** DIRECTIONS FOR THIS TASK **
From the records below, pull each line that has "UUID".

◆ ◆ ◆ ◆

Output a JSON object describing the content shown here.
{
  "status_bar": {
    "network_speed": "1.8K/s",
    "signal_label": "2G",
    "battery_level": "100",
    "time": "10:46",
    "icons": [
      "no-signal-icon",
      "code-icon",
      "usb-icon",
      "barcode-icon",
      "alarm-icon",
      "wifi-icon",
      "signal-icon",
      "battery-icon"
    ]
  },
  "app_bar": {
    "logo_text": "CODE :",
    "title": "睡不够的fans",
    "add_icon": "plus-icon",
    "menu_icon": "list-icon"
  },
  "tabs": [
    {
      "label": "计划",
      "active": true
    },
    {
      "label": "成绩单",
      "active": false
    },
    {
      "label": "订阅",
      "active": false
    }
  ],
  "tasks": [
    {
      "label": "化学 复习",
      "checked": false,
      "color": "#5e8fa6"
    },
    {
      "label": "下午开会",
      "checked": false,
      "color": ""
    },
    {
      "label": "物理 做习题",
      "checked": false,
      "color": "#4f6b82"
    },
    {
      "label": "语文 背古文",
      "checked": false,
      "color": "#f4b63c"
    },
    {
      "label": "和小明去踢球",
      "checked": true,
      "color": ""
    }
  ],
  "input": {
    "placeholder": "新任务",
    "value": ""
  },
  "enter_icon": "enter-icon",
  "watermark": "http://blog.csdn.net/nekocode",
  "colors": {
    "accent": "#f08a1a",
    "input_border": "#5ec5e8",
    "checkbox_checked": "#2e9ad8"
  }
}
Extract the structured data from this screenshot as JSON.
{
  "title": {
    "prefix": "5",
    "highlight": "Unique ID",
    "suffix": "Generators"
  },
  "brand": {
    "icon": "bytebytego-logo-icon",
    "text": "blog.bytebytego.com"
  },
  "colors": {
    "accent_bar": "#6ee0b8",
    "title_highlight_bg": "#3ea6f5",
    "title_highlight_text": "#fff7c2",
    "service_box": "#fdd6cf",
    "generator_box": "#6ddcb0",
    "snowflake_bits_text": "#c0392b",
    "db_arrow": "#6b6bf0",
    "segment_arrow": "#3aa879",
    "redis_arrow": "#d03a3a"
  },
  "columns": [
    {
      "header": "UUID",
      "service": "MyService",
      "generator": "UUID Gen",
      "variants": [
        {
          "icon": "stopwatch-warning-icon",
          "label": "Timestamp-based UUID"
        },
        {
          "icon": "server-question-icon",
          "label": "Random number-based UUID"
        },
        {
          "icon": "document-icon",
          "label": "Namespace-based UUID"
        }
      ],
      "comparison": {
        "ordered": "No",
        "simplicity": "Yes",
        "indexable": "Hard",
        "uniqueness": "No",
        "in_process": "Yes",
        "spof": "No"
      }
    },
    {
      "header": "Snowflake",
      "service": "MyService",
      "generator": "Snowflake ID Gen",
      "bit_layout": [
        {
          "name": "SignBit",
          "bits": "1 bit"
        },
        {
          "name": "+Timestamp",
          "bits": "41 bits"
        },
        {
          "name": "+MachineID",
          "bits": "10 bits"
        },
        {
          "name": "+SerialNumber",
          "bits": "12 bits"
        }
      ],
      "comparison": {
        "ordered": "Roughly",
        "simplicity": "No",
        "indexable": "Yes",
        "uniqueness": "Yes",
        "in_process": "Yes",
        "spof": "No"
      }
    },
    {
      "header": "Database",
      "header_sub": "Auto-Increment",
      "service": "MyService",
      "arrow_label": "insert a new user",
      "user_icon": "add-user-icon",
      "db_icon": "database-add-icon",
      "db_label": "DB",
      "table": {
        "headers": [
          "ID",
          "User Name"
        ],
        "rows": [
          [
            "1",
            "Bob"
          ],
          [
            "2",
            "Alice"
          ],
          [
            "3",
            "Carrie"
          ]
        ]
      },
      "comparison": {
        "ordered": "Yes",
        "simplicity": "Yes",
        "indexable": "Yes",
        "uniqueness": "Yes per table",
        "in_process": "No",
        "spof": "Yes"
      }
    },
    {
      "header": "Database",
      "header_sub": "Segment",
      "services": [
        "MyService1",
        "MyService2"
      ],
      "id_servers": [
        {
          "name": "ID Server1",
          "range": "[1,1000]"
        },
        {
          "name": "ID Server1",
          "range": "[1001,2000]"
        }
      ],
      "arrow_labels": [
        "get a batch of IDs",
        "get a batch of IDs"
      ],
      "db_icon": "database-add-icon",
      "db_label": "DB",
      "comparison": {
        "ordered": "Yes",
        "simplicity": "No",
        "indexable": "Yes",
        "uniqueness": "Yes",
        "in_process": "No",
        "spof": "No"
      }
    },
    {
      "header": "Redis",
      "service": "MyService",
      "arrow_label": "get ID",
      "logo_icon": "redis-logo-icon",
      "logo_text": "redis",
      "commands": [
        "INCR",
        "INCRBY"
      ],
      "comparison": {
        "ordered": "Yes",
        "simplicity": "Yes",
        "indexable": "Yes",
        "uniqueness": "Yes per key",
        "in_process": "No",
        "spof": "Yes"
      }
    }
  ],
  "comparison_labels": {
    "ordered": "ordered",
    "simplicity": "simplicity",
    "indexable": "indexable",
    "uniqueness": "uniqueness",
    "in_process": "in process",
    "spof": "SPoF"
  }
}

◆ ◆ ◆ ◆

** RESPONSE AREA **
      "header": "UUID",
      "generator": "UUID Gen",
          "label": "Timestamp-based UUID"
          "label": "Random number-based UUID"
          "label": "Namespace-based UUID"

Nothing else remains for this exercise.